And her stance is unequivocal. “Every exclusion of Muslims in Germany, every general suspicion is forbidden,” she said recently. “We will not let ourselves be divided.” That faith sets her apart from Christian conservative politicians in the United States, where fear dominates and the worst parts of the American psyche are stoked.

She has good advice for defensive and fearful Germans who are engaging this topic: Go back to church. She suggests that in light of the debate about Islam, people return to the “tradition of attending a church service now and then, and having some biblical foundations.” She says this debate “could lead us (to) deal again with our own roots and to know them better.” That’s good advice for American Christians as well. For Americans, both constitutional and Christian foundations call for religious freedom. Going back to church would, in no uncertain terms, undermine the calls for religious vetting of immigrants.
Time has named a conservative Christian as Person of the Year, perhaps just the type that the United States and the world needs.

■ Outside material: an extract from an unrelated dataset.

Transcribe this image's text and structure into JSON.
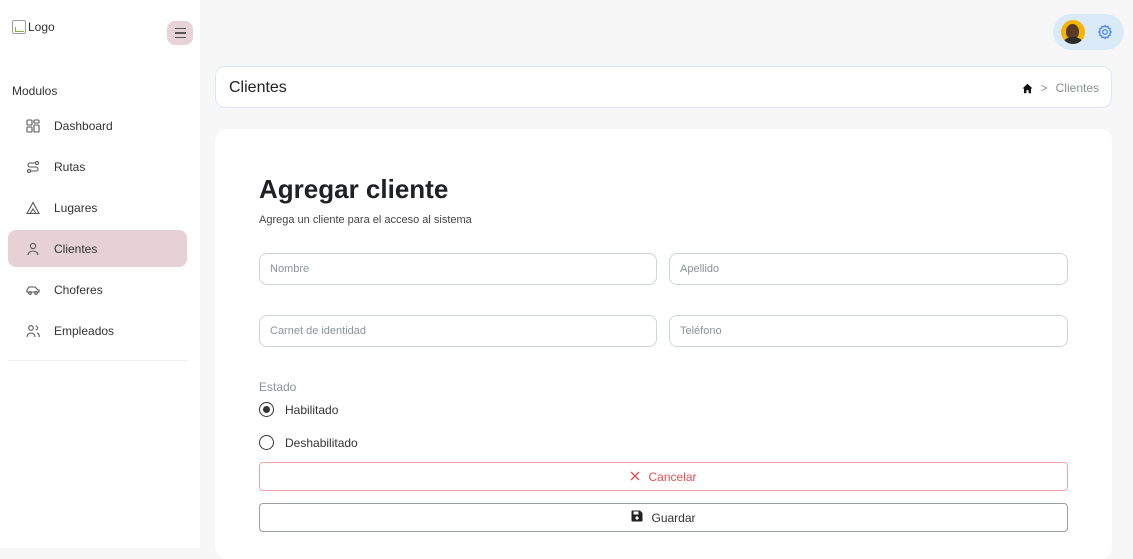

(Guthrie Graves-Fitzsimmons writes about faith and public policy. From 2011 to 2015, he worked at the National Immigration Forum mobilizing Christians to advocate for the value of immigrants and immigration to America. Follow him at @guthriegf)